So I was looking at a client website that seemed to be running without any problems.
The first thing I noticed was that on Google the site had the wrong description and cache. I quickly went into Google Webmasters Tools to re-index the site, a caching issue I thought! Boy was I wrong.
It turns out the site had been hacked so that the normal user couldn’t see anything wrong but Google sees a bunch of spammy keywords.
We found a php5.php in the root directory of WordPress and the index.php had been modified to contain:
if (is_file('php5.php')) @include('php5.php');
So even when everthing looks right you might be in trouble. Hopefully I will still be here to help 🙂
I don’t recall anything affecting WordPress security so much as the timthumb disaster.
The timthumb.php file is a script commonly used in WordPress’s (and other software’s) themes and plugins to resize images. It’s fairly standard thing to include in a theme and it has seen a massive amount of use across the WordPress world. Google shows over 39 million results for the script name, just to give you an idea.
In August 2011 someone first wrote about a WordPress site hacked using a vulnerability in timthumb. After that we’ve seen a mass infection of WordPress sites due to timthumb. Some web hosting companies later became aware of this and started correcting the problem. It has been a huge problem that stills affects thousands of people to this day.
The exploit allows an attacker to arbitrarily upload and create files and/or folders on your account, which can then be used for a number of malicious tasks, including but not limited to defacement, browser high-jacking and infection, data harvesting and more. After a site has been exploited, it may lead to becoming labeled a “Malicious Website” by Google or other security authorities.
Any timthumb.php file below version 1.35, but above version 1.09 is considered vulnerable, unless patched. To prevent being compromised, we advise you update all instances of timthumb.php to version 2.0, or patch the existing vulnerable files. Note that patching the files requires more in-depth knowledge of the PHP scripting language.
You may check any of your sites to see if they are vulnerable by using this plugin:

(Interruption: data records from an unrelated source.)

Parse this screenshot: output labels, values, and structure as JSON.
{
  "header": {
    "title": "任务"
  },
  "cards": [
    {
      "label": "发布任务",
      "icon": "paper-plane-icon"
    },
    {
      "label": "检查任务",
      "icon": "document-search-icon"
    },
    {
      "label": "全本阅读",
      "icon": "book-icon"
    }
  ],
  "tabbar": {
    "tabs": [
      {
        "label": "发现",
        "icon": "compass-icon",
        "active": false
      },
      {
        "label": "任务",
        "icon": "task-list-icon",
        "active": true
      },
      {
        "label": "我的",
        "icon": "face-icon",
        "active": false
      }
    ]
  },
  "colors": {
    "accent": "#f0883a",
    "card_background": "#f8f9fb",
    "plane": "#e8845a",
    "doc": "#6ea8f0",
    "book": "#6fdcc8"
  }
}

Welcome to this blog. In here I plan to write about particular findings I encounter while helping people regain control over their WordPress sites after they’ve been “hacked”.